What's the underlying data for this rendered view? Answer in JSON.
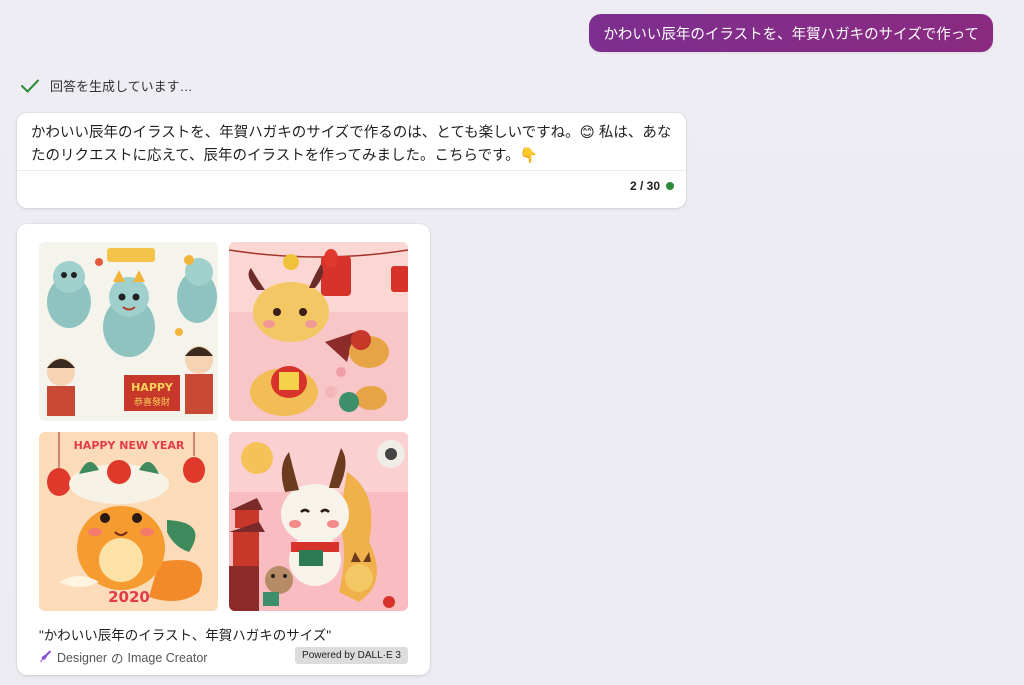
{
  "user_message": "かわいい辰年のイラストを、年賀ハガキのサイズで作って",
  "status": {
    "text": "回答を生成しています…",
    "icon": "checkmark-icon",
    "color": "#2e8b3a"
  },
  "reply": {
    "text": "かわいい辰年のイラストを、年賀ハガキのサイズで作るのは、とても楽しいですね。😊 私は、あなたのリクエストに応えて、辰年のイラストを作ってみました。こちらです。👇",
    "counter": "2 / 30",
    "counter_dot_color": "#2e8b3a"
  },
  "images": {
    "items": [
      {
        "name": "dragon-sticker-sheet",
        "banner": "HAPPY",
        "sign": "恭喜發財"
      },
      {
        "name": "dragon-with-lanterns"
      },
      {
        "name": "dragon-happy-new-year",
        "title": "HAPPY NEW YEAR",
        "year": "2020"
      },
      {
        "name": "dragon-with-pagoda"
      }
    ],
    "caption": "\"かわいい辰年のイラスト、年賀ハガキのサイズ\"",
    "credit_icon": "designer-brush-icon",
    "credit_designer": "Designer",
    "credit_separator": "の",
    "credit_product": "Image Creator",
    "powered_by": "Powered by DALL·E 3"
  },
  "colors": {
    "user_bubble": "#7d2f8f",
    "background": "#eeedf3",
    "accent_green": "#2e8b3a"
  }
}
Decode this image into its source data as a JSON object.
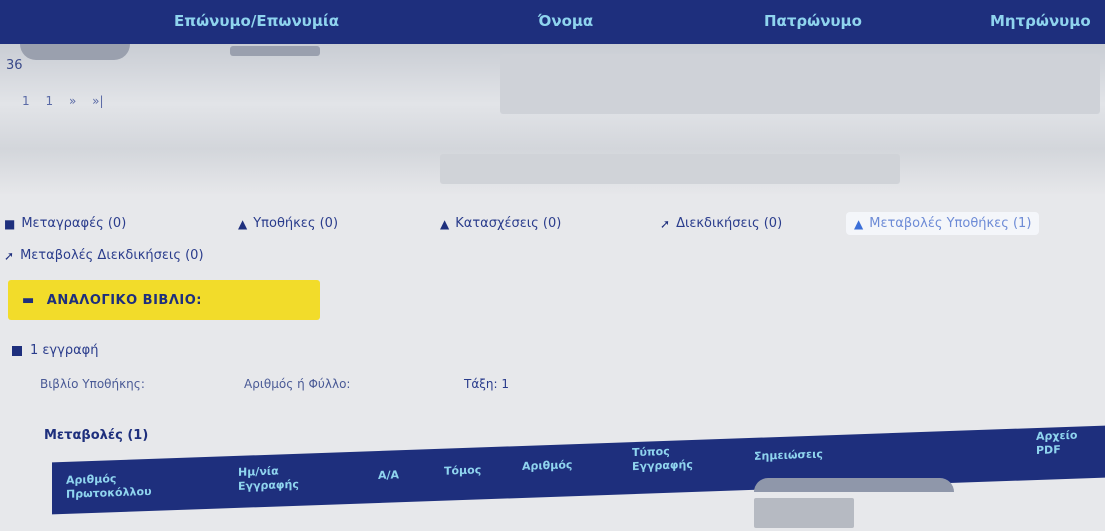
{
  "header": {
    "col1": "Επώνυμο/Επωνυμία",
    "col2": "Όνομα",
    "col3": "Πατρώνυμο",
    "col4": "Μητρώνυμο"
  },
  "record": {
    "id_prefix": "36"
  },
  "pager": [
    "1",
    "1",
    "»",
    "»|"
  ],
  "tabs": [
    {
      "label": "Μεταγραφές (0)",
      "icon": "house-icon"
    },
    {
      "label": "Υποθήκες (0)",
      "icon": "house-icon"
    },
    {
      "label": "Κατασχέσεις (0)",
      "icon": "house-icon"
    },
    {
      "label": "Διεκδικήσεις (0)",
      "icon": "gavel-icon"
    },
    {
      "label": "Μεταβολές Υποθήκες (1)",
      "icon": "house-icon",
      "active": true
    },
    {
      "label": "Μεταβολές Διεκδικήσεις (0)",
      "icon": "gavel-icon"
    }
  ],
  "analog_book": {
    "label": "ΑΝΑΛΟΓΙΚΟ ΒΙΒΛΙΟ:"
  },
  "entry": {
    "title": "1 εγγραφή",
    "book": "Βιβλίο Υποθήκης:",
    "number": "Αριθμός ή Φύλλο:",
    "page": "Τάξη: 1"
  },
  "changes": {
    "title": "Μεταβολές (1)",
    "columns": [
      "Αριθμός\nΠρωτοκόλλου",
      "Ημ/νία\nΕγγραφής",
      "Α/Α",
      "Τόμος",
      "Αριθμός",
      "Τύπος\nΕγγραφής",
      "Σημειώσεις",
      "Αρχείο\nPDF"
    ]
  },
  "colors": {
    "navy": "#1e2f7d",
    "accent_cyan": "#8fd4ee",
    "yellow": "#f2dc2a"
  }
}
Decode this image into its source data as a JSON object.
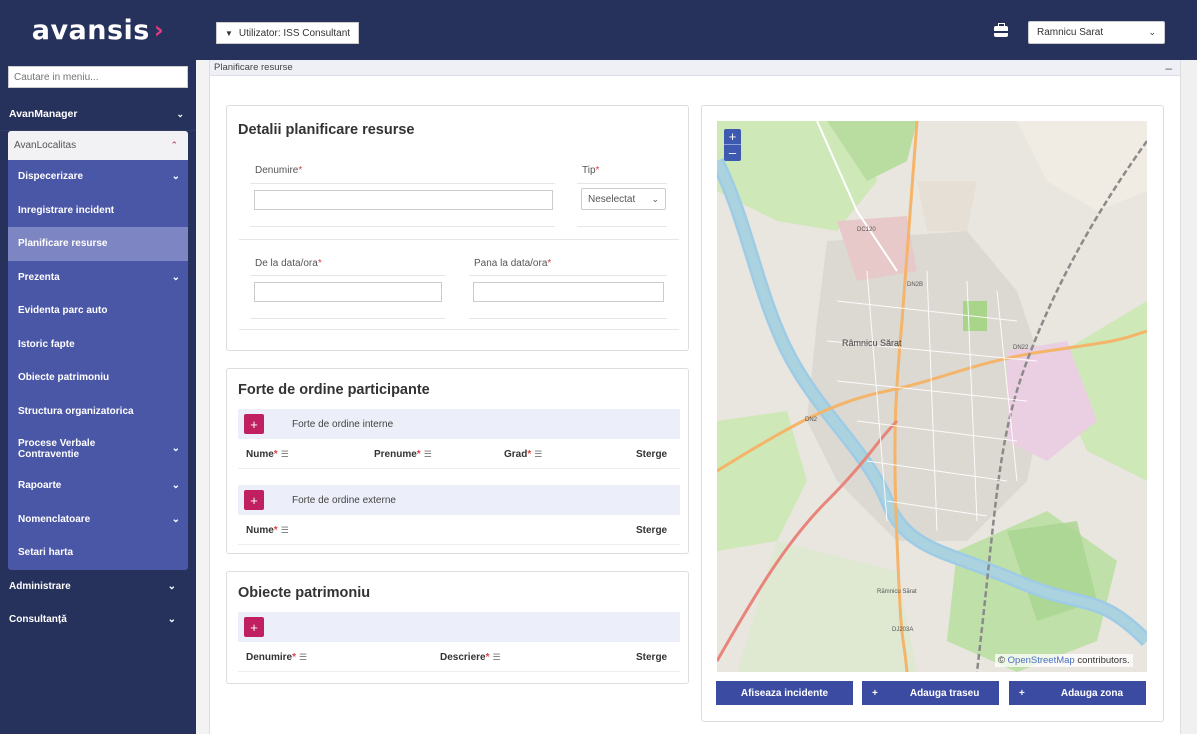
{
  "app": {
    "logo": "avansis",
    "logo_mark": "›"
  },
  "topbar": {
    "user_label": "Utilizator: ISS Consultant",
    "city": "Ramnicu Sarat"
  },
  "sidebar": {
    "search_placeholder": "Cautare in meniu...",
    "items": [
      {
        "label": "AvanManager"
      },
      {
        "label": "AvanLocalitas"
      }
    ],
    "submenu": [
      {
        "label": "Dispecerizare",
        "arrow": true
      },
      {
        "label": "Inregistrare incident",
        "arrow": false
      },
      {
        "label": "Planificare resurse",
        "arrow": false,
        "active": true
      },
      {
        "label": "Prezenta",
        "arrow": true
      },
      {
        "label": "Evidenta parc auto",
        "arrow": false
      },
      {
        "label": "Istoric fapte",
        "arrow": false
      },
      {
        "label": "Obiecte patrimoniu",
        "arrow": false
      },
      {
        "label": "Structura organizatorica",
        "arrow": false
      },
      {
        "label": "Procese Verbale Contraventie",
        "arrow": true
      },
      {
        "label": "Rapoarte",
        "arrow": true
      },
      {
        "label": "Nomenclatoare",
        "arrow": true
      },
      {
        "label": "Setari harta",
        "arrow": false
      }
    ],
    "bottom_items": [
      {
        "label": "Administrare"
      },
      {
        "label": "Consultanță"
      }
    ]
  },
  "breadcrumb": "Planificare resurse",
  "details": {
    "title": "Detalii planificare resurse",
    "name_label": "Denumire",
    "type_label": "Tip",
    "type_value": "Neselectat",
    "from_label": "De la data/ora",
    "to_label": "Pana la data/ora"
  },
  "forces": {
    "title": "Forte de ordine participante",
    "internal_label": "Forte de ordine interne",
    "external_label": "Forte de ordine externe",
    "col_nume": "Nume",
    "col_prenume": "Prenume",
    "col_grad": "Grad",
    "col_sterge": "Sterge"
  },
  "patrimony": {
    "title": "Obiecte patrimoniu",
    "col_denumire": "Denumire",
    "col_descriere": "Descriere",
    "col_sterge": "Sterge"
  },
  "map": {
    "city_label": "Râmnicu Sărat",
    "road_labels": [
      "DC120",
      "DN2",
      "DN2B",
      "DN22",
      "DJ203A",
      "Rămnicu Sărat"
    ],
    "attribution_prefix": "© ",
    "attribution_link": "OpenStreetMap",
    "attribution_suffix": " contributors.",
    "btn_incidents": "Afiseaza incidente",
    "btn_route": "Adauga traseu",
    "btn_zone": "Adauga zona"
  },
  "colors": {
    "nav_bg": "#26325c",
    "accent": "#c0205f",
    "button": "#3c4ba2"
  }
}
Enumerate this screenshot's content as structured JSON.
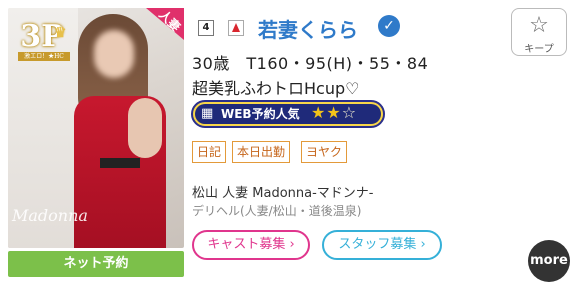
{
  "profile": {
    "rank": "4",
    "name": "若妻くらら",
    "stats": "30歳　T160・95(H)・55・84",
    "catchphrase": "超美乳ふわトロHcup♡",
    "photo_badge": "3P",
    "photo_badge_sub": "激エロ！★HC",
    "ribbon": "人妻",
    "watermark": "Madonna",
    "net_reserve_label": "ネット予約"
  },
  "keep": {
    "label": "キープ",
    "icon": "star-outline-icon"
  },
  "web_popularity": {
    "label": "WEB予約人気",
    "stars_filled": 2,
    "stars_total": 3,
    "icon": "calendar-icon"
  },
  "tags": [
    "日記",
    "本日出勤",
    "ヨヤク"
  ],
  "shop": {
    "line": "松山 人妻 Madonna-マドンナ-",
    "genre": "デリヘル(人妻/松山・道後温泉)"
  },
  "recruit": {
    "cast_label": "キャスト募集 ›",
    "staff_label": "スタッフ募集 ›"
  },
  "more_label": "more",
  "colors": {
    "name": "#2f7ac9",
    "net_button": "#7cc04a",
    "tag_border": "#e39a3a",
    "cast_recruit": "#e0358d",
    "staff_recruit": "#35b0d8",
    "web_badge_bg": "#1f2a7a",
    "star_on": "#f3c31a"
  }
}
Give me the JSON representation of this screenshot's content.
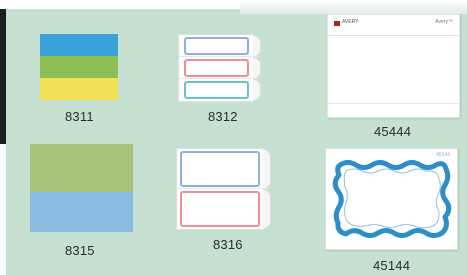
{
  "products": [
    {
      "id": "8311",
      "colors": [
        "#3ba2d9",
        "#8dbf54",
        "#f1e257"
      ]
    },
    {
      "id": "8312",
      "border_colors": [
        "#8fb0dd",
        "#ee8e99",
        "#69c4c2"
      ]
    },
    {
      "id": "45444",
      "brand_text": "AVERY",
      "corner_text": "Avery™"
    },
    {
      "id": "8315",
      "colors": [
        "#a8c47b",
        "#8bbbe0"
      ]
    },
    {
      "id": "8316",
      "border_colors": [
        "#8fb0dd",
        "#ee8e99"
      ]
    },
    {
      "id": "45144",
      "corner_text": "45144",
      "border_color": "#2f8dc9"
    }
  ],
  "colors": {
    "background": "#c6e0d2",
    "caption": "#2b2b2b"
  }
}
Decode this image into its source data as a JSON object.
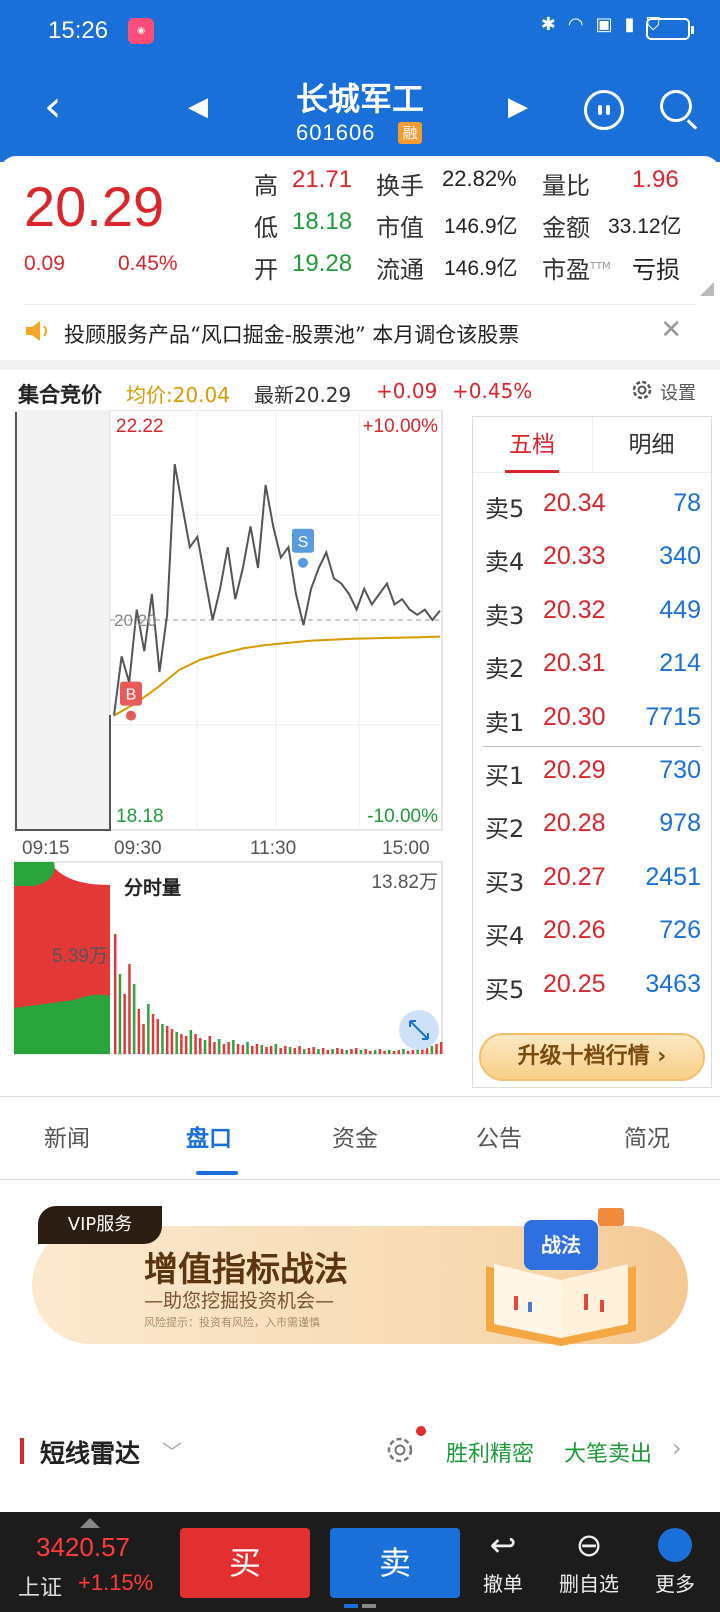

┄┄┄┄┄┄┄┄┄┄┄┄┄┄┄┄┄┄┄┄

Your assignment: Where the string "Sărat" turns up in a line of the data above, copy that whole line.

Solution for this exercise:
    "city_label": "Râmnicu Sărat",
      "Rămnicu Sărat"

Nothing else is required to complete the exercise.